EXERCISE INSTRUCTIONS:
Give the records below again in full, exactly as written, but without any images.

(RECORDS SHOWN Opens)

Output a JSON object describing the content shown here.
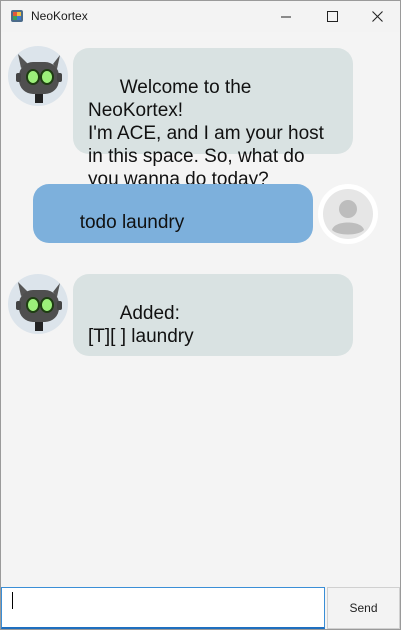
{
  "window": {
    "title": "NeoKortex",
    "icons": [
      "app-icon",
      "minimize-icon",
      "maximize-icon",
      "close-icon"
    ]
  },
  "messages": [
    {
      "sender": "bot",
      "avatar": "robot-avatar-icon",
      "text": "Welcome to the NeoKortex!\nI'm ACE, and I am your host\nin this space. So, what do\nyou wanna do today?"
    },
    {
      "sender": "user",
      "avatar": "user-avatar-icon",
      "text": "todo laundry"
    },
    {
      "sender": "bot",
      "avatar": "robot-avatar-icon",
      "text": "Added:\n[T][ ] laundry"
    }
  ],
  "input": {
    "value": "",
    "placeholder": ""
  },
  "send_button": {
    "label": "Send"
  },
  "colors": {
    "bot_bubble": "#d9e2e2",
    "user_bubble": "#7db0dc",
    "input_focus": "#1f6fbf"
  }
}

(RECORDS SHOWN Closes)

RESULT:
Output a JSON object describing the content shown here.
{
  "window": {
    "title": "NeoKortex",
    "icons": [
      "app-icon",
      "minimize-icon",
      "maximize-icon",
      "close-icon"
    ]
  },
  "messages": [
    {
      "sender": "bot",
      "avatar": "robot-avatar-icon",
      "text": "Welcome to the NeoKortex!\nI'm ACE, and I am your host\nin this space. So, what do\nyou wanna do today?"
    },
    {
      "sender": "user",
      "avatar": "user-avatar-icon",
      "text": "todo laundry"
    },
    {
      "sender": "bot",
      "avatar": "robot-avatar-icon",
      "text": "Added:\n[T][ ] laundry"
    }
  ],
  "input": {
    "value": "",
    "placeholder": ""
  },
  "send_button": {
    "label": "Send"
  },
  "colors": {
    "bot_bubble": "#d9e2e2",
    "user_bubble": "#7db0dc",
    "input_focus": "#1f6fbf"
  }
}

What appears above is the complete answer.